# [YOUR ASSIGNMENT]
From the listing below, tally the lines that include "count". Return only the total.

# [EXTRACTED DATA]
- - -
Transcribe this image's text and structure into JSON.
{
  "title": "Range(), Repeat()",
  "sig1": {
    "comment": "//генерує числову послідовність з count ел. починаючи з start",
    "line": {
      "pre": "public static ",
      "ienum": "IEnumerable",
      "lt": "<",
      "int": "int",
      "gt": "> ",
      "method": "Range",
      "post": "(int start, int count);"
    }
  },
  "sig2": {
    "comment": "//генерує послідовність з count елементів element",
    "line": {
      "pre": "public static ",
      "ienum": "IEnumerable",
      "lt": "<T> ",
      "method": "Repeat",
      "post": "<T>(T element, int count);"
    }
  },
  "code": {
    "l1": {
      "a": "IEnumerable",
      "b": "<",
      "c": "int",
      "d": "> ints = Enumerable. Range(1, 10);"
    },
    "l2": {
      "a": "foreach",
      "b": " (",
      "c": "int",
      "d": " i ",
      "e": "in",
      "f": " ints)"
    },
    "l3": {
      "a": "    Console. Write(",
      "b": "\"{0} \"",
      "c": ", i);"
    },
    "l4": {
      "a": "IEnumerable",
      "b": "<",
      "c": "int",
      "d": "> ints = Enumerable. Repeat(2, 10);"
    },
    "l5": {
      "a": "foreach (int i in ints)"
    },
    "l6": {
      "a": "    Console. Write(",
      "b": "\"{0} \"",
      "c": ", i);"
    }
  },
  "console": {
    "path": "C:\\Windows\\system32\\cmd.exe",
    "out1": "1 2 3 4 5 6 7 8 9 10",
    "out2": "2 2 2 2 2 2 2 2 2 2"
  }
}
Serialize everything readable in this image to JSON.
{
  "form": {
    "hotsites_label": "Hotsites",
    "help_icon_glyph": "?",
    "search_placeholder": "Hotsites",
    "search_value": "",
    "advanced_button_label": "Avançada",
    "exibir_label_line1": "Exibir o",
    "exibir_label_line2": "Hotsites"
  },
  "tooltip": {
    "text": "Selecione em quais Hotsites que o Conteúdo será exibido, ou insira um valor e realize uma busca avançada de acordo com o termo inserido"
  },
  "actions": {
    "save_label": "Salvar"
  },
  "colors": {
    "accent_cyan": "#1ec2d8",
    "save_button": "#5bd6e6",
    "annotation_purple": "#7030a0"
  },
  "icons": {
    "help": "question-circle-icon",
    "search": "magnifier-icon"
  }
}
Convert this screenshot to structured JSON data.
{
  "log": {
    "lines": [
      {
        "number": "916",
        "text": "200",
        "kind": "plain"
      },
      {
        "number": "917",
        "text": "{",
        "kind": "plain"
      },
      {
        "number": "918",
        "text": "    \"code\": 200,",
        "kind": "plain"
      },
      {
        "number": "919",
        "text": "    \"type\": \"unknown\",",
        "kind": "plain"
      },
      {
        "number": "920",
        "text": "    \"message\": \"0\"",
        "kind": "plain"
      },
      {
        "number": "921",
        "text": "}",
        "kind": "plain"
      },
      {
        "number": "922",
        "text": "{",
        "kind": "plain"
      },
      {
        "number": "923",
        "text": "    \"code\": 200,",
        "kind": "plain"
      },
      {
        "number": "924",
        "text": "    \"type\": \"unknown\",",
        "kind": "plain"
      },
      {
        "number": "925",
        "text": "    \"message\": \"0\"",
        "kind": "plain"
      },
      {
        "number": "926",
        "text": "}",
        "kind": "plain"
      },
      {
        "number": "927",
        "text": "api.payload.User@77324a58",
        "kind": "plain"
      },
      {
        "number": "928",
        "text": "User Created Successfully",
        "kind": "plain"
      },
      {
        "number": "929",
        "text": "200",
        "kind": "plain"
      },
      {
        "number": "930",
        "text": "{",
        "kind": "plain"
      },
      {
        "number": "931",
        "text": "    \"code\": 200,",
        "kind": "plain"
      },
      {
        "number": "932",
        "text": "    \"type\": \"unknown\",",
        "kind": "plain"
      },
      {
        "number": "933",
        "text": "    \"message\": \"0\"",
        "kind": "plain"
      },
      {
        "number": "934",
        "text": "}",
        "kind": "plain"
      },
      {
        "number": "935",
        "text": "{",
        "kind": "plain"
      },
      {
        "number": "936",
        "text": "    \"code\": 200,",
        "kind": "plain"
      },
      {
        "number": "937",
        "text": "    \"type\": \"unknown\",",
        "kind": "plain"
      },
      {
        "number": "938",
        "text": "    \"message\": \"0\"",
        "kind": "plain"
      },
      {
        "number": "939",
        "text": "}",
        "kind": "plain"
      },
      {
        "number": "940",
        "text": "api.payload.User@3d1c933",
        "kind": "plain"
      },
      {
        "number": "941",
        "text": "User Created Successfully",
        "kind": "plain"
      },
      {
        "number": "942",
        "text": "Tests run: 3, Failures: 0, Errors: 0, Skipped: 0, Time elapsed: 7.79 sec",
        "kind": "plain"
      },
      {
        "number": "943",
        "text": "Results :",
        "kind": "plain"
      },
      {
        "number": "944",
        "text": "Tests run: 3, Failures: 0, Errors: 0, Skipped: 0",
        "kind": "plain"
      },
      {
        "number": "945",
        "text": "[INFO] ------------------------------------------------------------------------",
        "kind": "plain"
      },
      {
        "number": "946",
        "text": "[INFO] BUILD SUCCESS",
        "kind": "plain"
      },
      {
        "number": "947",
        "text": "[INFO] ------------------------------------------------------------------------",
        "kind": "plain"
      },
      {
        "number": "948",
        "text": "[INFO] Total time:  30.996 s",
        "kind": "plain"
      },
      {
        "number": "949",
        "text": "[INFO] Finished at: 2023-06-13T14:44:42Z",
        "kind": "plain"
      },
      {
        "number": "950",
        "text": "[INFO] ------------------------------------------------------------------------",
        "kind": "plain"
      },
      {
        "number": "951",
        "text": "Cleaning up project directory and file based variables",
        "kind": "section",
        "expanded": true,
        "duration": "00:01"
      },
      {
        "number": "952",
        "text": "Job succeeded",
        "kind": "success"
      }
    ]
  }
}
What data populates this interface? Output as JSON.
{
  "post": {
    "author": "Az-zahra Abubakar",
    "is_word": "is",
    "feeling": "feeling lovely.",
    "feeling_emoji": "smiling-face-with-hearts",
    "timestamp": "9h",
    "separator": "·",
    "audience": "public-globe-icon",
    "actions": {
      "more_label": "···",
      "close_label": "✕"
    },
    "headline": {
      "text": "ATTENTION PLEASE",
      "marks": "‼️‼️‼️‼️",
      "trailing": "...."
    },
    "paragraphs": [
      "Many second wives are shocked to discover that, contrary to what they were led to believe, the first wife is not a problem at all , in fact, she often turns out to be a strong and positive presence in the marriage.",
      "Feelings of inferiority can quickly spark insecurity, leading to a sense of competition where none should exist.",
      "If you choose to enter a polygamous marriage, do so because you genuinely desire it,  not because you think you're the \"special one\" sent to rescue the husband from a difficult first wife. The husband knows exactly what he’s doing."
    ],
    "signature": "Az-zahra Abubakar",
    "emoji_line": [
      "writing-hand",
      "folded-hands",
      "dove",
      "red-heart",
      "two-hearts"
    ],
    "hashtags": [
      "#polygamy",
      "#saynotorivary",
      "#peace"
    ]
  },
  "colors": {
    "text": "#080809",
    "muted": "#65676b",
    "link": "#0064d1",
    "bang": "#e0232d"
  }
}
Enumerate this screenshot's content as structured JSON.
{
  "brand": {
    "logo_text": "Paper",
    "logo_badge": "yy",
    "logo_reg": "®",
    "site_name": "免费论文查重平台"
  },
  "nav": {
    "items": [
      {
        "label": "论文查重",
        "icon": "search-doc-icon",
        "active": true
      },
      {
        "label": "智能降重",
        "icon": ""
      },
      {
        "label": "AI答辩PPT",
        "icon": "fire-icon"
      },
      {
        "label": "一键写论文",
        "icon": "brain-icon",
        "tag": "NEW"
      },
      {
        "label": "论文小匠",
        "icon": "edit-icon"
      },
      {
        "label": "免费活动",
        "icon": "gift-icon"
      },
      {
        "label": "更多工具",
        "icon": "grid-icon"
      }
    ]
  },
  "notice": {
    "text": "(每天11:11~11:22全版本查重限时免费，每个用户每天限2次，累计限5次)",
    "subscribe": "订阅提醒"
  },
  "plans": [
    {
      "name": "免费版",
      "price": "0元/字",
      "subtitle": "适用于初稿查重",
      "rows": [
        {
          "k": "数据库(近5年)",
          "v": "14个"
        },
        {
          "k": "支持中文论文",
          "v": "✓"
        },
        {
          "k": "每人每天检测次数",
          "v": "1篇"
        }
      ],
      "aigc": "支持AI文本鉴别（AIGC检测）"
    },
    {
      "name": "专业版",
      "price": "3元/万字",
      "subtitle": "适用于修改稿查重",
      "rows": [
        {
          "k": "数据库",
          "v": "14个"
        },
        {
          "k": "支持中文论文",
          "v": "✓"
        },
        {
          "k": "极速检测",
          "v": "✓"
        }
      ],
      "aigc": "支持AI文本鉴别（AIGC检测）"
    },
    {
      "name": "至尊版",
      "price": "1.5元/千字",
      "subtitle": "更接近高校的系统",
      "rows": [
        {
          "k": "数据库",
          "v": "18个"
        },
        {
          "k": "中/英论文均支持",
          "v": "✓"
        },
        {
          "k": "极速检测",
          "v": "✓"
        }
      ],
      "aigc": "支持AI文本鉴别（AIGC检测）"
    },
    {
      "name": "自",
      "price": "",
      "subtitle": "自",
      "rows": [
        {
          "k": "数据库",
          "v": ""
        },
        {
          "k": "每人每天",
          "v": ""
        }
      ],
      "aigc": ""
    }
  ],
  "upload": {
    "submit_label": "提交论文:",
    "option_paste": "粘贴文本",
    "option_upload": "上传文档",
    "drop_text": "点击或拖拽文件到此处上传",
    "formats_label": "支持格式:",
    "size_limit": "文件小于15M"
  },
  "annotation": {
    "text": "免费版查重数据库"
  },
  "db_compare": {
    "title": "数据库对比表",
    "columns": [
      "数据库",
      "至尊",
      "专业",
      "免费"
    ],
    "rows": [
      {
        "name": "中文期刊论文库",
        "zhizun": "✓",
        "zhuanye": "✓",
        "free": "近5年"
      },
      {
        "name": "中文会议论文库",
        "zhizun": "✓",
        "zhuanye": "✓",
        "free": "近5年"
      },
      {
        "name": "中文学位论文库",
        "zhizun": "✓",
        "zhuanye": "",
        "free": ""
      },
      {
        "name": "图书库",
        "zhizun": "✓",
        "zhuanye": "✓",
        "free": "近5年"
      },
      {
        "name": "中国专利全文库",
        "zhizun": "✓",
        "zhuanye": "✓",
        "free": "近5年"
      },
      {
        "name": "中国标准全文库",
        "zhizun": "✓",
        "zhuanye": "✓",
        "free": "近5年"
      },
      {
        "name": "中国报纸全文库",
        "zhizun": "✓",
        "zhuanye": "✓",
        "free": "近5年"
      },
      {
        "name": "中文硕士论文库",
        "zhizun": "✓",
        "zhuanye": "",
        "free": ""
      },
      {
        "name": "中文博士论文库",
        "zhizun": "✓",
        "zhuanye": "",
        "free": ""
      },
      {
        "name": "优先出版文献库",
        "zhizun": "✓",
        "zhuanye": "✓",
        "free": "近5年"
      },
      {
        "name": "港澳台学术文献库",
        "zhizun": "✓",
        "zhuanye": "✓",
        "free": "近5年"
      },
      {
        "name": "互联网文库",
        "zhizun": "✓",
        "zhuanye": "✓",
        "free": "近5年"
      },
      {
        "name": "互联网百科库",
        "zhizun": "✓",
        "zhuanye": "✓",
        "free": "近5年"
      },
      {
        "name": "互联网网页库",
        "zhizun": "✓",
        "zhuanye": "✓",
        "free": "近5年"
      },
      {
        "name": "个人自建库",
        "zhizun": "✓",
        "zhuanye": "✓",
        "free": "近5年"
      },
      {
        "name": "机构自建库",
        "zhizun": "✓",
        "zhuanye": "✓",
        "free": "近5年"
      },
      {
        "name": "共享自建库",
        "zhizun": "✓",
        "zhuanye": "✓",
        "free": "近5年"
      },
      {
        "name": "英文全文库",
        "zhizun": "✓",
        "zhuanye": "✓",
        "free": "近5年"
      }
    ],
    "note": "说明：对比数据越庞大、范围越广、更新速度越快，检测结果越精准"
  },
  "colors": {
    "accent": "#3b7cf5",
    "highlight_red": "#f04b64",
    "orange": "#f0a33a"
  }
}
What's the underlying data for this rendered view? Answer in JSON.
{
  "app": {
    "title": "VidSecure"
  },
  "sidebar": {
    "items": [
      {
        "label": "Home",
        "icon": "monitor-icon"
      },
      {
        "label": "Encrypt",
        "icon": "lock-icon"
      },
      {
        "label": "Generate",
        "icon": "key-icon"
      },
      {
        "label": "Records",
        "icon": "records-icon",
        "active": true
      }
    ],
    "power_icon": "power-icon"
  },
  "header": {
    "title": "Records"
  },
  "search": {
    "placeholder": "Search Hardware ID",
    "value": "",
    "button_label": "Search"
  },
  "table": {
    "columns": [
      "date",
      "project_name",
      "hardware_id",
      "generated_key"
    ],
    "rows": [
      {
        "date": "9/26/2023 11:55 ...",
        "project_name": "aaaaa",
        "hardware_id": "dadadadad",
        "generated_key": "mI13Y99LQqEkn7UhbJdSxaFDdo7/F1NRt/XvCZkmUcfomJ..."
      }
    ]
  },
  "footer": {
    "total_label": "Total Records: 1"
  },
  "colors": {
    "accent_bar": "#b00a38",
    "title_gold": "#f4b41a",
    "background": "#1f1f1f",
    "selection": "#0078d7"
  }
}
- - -
# [EXERCISE RESPONSE]
4